§ **Work order**
Only an exact repeat of the listing, without its images, counts as the answer.

....

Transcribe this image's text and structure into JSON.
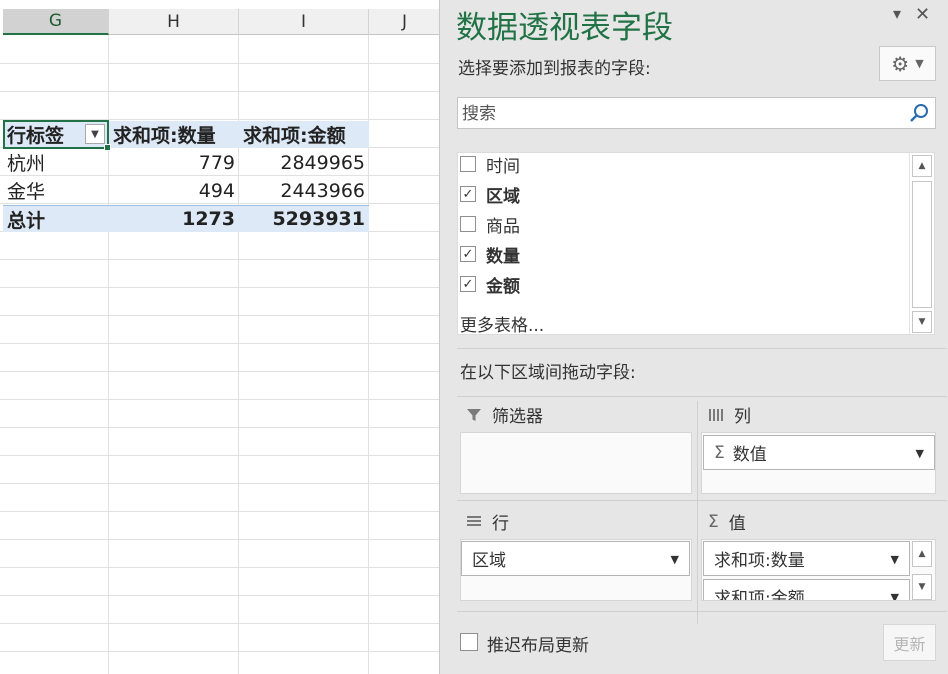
{
  "sheet": {
    "columns": [
      "G",
      "H",
      "I",
      "J"
    ],
    "selected_column": "G",
    "pivot": {
      "header": [
        "行标签",
        "求和项:数量",
        "求和项:金额"
      ],
      "rows": [
        {
          "label": "杭州",
          "qty": "779",
          "amount": "2849965"
        },
        {
          "label": "金华",
          "qty": "494",
          "amount": "2443966"
        }
      ],
      "total": {
        "label": "总计",
        "qty": "1273",
        "amount": "5293931"
      }
    }
  },
  "pane": {
    "title": "数据透视表字段",
    "choose_label": "选择要添加到报表的字段:",
    "search": {
      "placeholder": "搜索"
    },
    "fields": [
      {
        "label": "时间",
        "checked": false
      },
      {
        "label": "区域",
        "checked": true
      },
      {
        "label": "商品",
        "checked": false
      },
      {
        "label": "数量",
        "checked": true
      },
      {
        "label": "金额",
        "checked": true
      }
    ],
    "more_tables": "更多表格...",
    "drag_label": "在以下区域间拖动字段:",
    "areas": {
      "filters": {
        "label": "筛选器",
        "items": []
      },
      "columns": {
        "label": "列",
        "items": [
          "数值"
        ]
      },
      "rows": {
        "label": "行",
        "items": [
          "区域"
        ]
      },
      "values": {
        "label": "值",
        "items": [
          "求和项:数量",
          "求和项:金额"
        ]
      }
    },
    "defer_label": "推迟布局更新",
    "update_label": "更新",
    "accent_color": "#217346"
  }
}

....

§ **Result for this task**
Transcribe this image's text and structure into JSON.
{
  "sheet": {
    "columns": [
      "G",
      "H",
      "I",
      "J"
    ],
    "selected_column": "G",
    "pivot": {
      "header": [
        "行标签",
        "求和项:数量",
        "求和项:金额"
      ],
      "rows": [
        {
          "label": "杭州",
          "qty": "779",
          "amount": "2849965"
        },
        {
          "label": "金华",
          "qty": "494",
          "amount": "2443966"
        }
      ],
      "total": {
        "label": "总计",
        "qty": "1273",
        "amount": "5293931"
      }
    }
  },
  "pane": {
    "title": "数据透视表字段",
    "choose_label": "选择要添加到报表的字段:",
    "search": {
      "placeholder": "搜索"
    },
    "fields": [
      {
        "label": "时间",
        "checked": false
      },
      {
        "label": "区域",
        "checked": true
      },
      {
        "label": "商品",
        "checked": false
      },
      {
        "label": "数量",
        "checked": true
      },
      {
        "label": "金额",
        "checked": true
      }
    ],
    "more_tables": "更多表格...",
    "drag_label": "在以下区域间拖动字段:",
    "areas": {
      "filters": {
        "label": "筛选器",
        "items": []
      },
      "columns": {
        "label": "列",
        "items": [
          "数值"
        ]
      },
      "rows": {
        "label": "行",
        "items": [
          "区域"
        ]
      },
      "values": {
        "label": "值",
        "items": [
          "求和项:数量",
          "求和项:金额"
        ]
      }
    },
    "defer_label": "推迟布局更新",
    "update_label": "更新",
    "accent_color": "#217346"
  }
}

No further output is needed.